Most students these days work part-time jobs while they are attending classes, and many working professionals in the private and public sectors take correspondence courses in order to advance their careers. Many people in such situations have a difficult time adjusting to this lifestyle, and that is why we have put together this list of tips for working students.
Many working students have a tough time deciding what tasks they should get done first, and that is why they need to learn how to prioritize. What I did as a student was make a list of all the things I had to do in a day, and I listed the most difficult tasks at the top of my list and resolved to finish them first. Assignments that did not require a lot of effort were placed at the bottom.
That cliche goes without saying, but you would be surprised if you knew how many students do not take those words to heart. The best way to manage your time is to work first before you play. Don't turn on Netflix or log-on to Instagram until you have finished your homework.
Students spend countless hours on their phones and laptops, wasting countless hours that they should be devoting to work and their studies. Those who are successful know when to log-out of their devices and social networking accounts and get to work. By following this advice, you can get done with your tasks sooner and have more free time for yourself.
Students have to write, especially if they are in a liberal arts program, and those who write have to proofread their work, which takes up a lot of time. Instead of spending two hours scanning every paper you write for mistakes, hire an editing service instead. And no, it's not cheating, even your professors hire editors to correct mistakes in the scholarly articles they publish.
When I was a student, I always had a rough plan that I followed throughout any given day, giving myself time to do my work, work out, and have free time for myself. Having a rough outline of your day helps you to avoid wasting time. Also, it is a good way to avoid stress because, believe it or not, your brain likes organization.
Notice in the above paragraph that said you should have a rough outline of your day. As a student, you must be prepared for the unexpected, and your daily plan should reflect that, because you never know when some professor will assign you an unexpected task. As they said when I was in the military: No plan survives first contact with the enemy. Your plan might not survive first contact with your professor, and that is why you need to be ready to accommodate unexpected happenings.
While you are working and studying, you need to allocate time for yourself in order to make sure that you don't burn out. The human brain and body is not built to work 24/7, seven days a week without rest. That is why you need to give yourself one or two days a week where you unplug yourself from work and school and do what you want to do.
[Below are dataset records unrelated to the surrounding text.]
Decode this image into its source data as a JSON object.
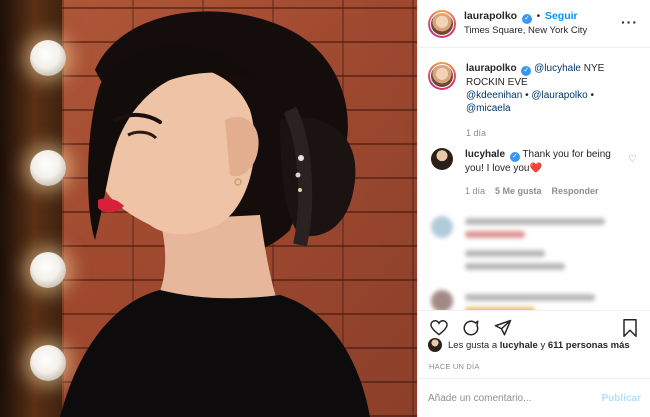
{
  "post": {
    "username": "laurapolko",
    "follow_label": "Seguir",
    "location": "Times Square, New York City"
  },
  "caption": {
    "username": "laurapolko",
    "mention1": "@lucyhale",
    "text": "NYE ROCKIN EVE",
    "mention2": "@kdeenihan",
    "mention3": "@laurapolko",
    "mention4": "@micaela",
    "time": "1 día"
  },
  "reply": {
    "username": "lucyhale",
    "text": "Thank you for being you! I love you",
    "emoji": "❤️",
    "time": "1 día",
    "likes": "5 Me gusta",
    "reply_label": "Responder"
  },
  "likes_line": {
    "prefix": "Les gusta a",
    "user": "lucyhale",
    "connector": "y",
    "count": "611 personas más"
  },
  "timestamp": "HACE UN DÍA",
  "comment_box": {
    "placeholder": "Añade un comentario...",
    "publish_label": "Publicar"
  },
  "colors": {
    "accent": "#0095f6",
    "verified": "#3897f0"
  }
}
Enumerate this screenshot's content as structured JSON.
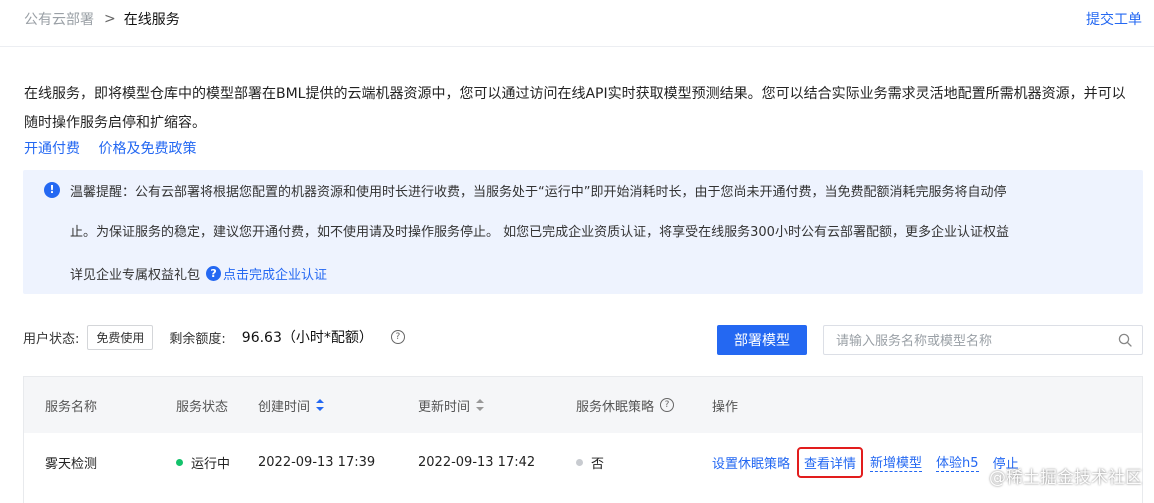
{
  "breadcrumb": {
    "parent": "公有云部署",
    "current": "在线服务"
  },
  "header": {
    "ticket_link": "提交工单"
  },
  "intro": {
    "text": "在线服务，即将模型仓库中的模型部署在BML提供的云端机器资源中，您可以通过访问在线API实时获取模型预测结果。您可以结合实际业务需求灵活地配置所需机器资源，并可以随时操作服务启停和扩缩容。",
    "links": [
      "开通付费",
      "价格及免费政策"
    ]
  },
  "alert": {
    "line1": "温馨提醒：公有云部署将根据您配置的机器资源和使用时长进行收费，当服务处于“运行中”即开始消耗时长，由于您尚未开通付费，当免费配额消耗完服务将自动停",
    "line2": "止。为保证服务的稳定，建议您开通付费，如不使用请及时操作服务停止。 如您已完成企业资质认证，将享受在线服务300小时公有云部署配额，更多企业认证权益",
    "line3": "详见企业专属权益礼包",
    "certify_link": "点击完成企业认证"
  },
  "user_status": {
    "label": "用户状态:",
    "badge": "免费使用",
    "quota_label": "剩余额度:",
    "quota_value": "96.63（小时*配额）"
  },
  "actions": {
    "deploy_button": "部署模型",
    "search_placeholder": "请输入服务名称或模型名称"
  },
  "table": {
    "headers": {
      "name": "服务名称",
      "status": "服务状态",
      "created": "创建时间",
      "updated": "更新时间",
      "sleep": "服务休眠策略",
      "ops": "操作"
    },
    "rows": [
      {
        "name": "雾天检测",
        "status": "运行中",
        "created": "2022-09-13 17:39",
        "updated": "2022-09-13 17:42",
        "sleep": "否",
        "ops": [
          "设置休眠策略",
          "查看详情",
          "新增模型",
          "体验h5",
          "停止"
        ]
      }
    ]
  },
  "watermark": "@稀土掘金技术社区",
  "colors": {
    "accent": "#2468f2",
    "running": "#13c26b",
    "inactive": "#c8cbd0",
    "highlight": "#e21d1d"
  }
}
While working and studying is difficult, it is not impossible. Others have succeeded where you now tread, and with these helpful tips, you can be a winner, too. Just keep your nose to the grindstone and keep pushing ahead. It will be over, you will have accomplished your goal, and you will be better for it.